I hovered over the toilet at least a dozen times thinking I was ready to spew up my breakfast every time that the Ravens had to punt. I even bent over a bush in the alley thinking I was about to hurl. My head was spinning in both directions. I know drug addicts that pay top dollar for the same buzz. I've dabbled and experimented with my share of illicit products. Nothing matches the high you achieve the moment you cash a winning sports bet.
Hardcore gambling addicts in GA meetings all over America will tell you that the best part is the rush that happens before the outcome of a bet. That's why people buy lottery tickets -- their heads swell with sugar plum dreams about what they'll do with their windfall worth millions of dollars.
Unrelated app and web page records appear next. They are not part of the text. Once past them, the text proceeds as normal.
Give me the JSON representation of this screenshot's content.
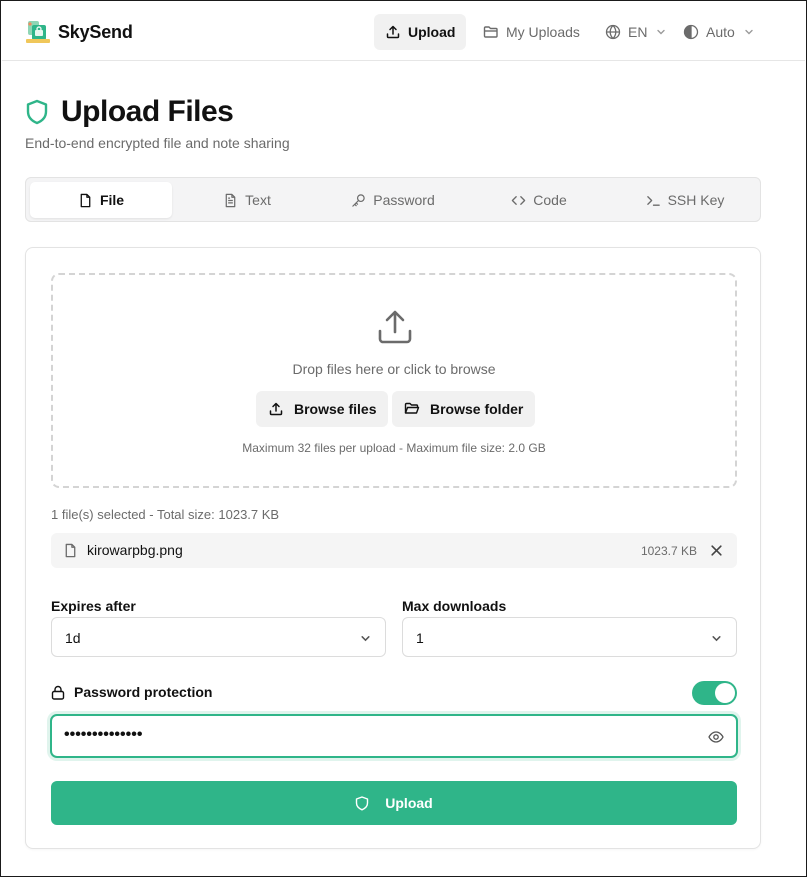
{
  "app": {
    "name": "SkySend",
    "accent_color": "#2fb589"
  },
  "nav": {
    "items": [
      {
        "label": "Upload",
        "icon": "upload-icon",
        "active": true
      },
      {
        "label": "My Uploads",
        "icon": "folder-icon",
        "active": false
      },
      {
        "label": "EN",
        "icon": "globe-icon",
        "active": false
      },
      {
        "label": "Auto",
        "icon": "theme-icon",
        "active": false
      }
    ]
  },
  "page": {
    "title": "Upload Files",
    "subtitle": "End-to-end encrypted file and note sharing"
  },
  "tabs": [
    {
      "label": "File",
      "icon": "file-icon",
      "active": true
    },
    {
      "label": "Text",
      "icon": "text-file-icon",
      "active": false
    },
    {
      "label": "Password",
      "icon": "key-icon",
      "active": false
    },
    {
      "label": "Code",
      "icon": "code-icon",
      "active": false
    },
    {
      "label": "SSH Key",
      "icon": "terminal-icon",
      "active": false
    }
  ],
  "dropzone": {
    "text": "Drop files here or click to browse",
    "browse_files": "Browse files",
    "browse_folder": "Browse folder",
    "hint": "Maximum 32 files per upload - Maximum file size: 2.0 GB"
  },
  "selection": {
    "summary": "1 file(s) selected - Total size: 1023.7 KB",
    "files": [
      {
        "name": "kirowarpbg.png",
        "size": "1023.7 KB"
      }
    ]
  },
  "options": {
    "expires_label": "Expires after",
    "expires_value": "1d",
    "max_downloads_label": "Max downloads",
    "max_downloads_value": "1"
  },
  "password": {
    "label": "Password protection",
    "enabled": true,
    "masked_value": "••••••••••••••"
  },
  "submit": {
    "label": "Upload"
  }
}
That's why you play craps -- to feel the tidal wave pick you up and you get that moment of weightlessness before you're tossed away and crash into a coral reef.
That's why you play poker -- to utter that silent prayer to the poker gods, begging for that one-outer to spike on the river.
What's a bigger rush? The moment before the dealer flips over the river? Or when the card is revealed?
Depending on how you answer that question will determine what type of person you are in life. Sure, I can say that I thrive on the moment before it happens, but live for the actual outcome. I can say that, but we all know better. The rush before the rush. I play for the rush. I play for the rush before the rush. I even get goosebumps writing about the rush before the rush before the rush.
I'm a sick sick man. And I can't wait until next weekend.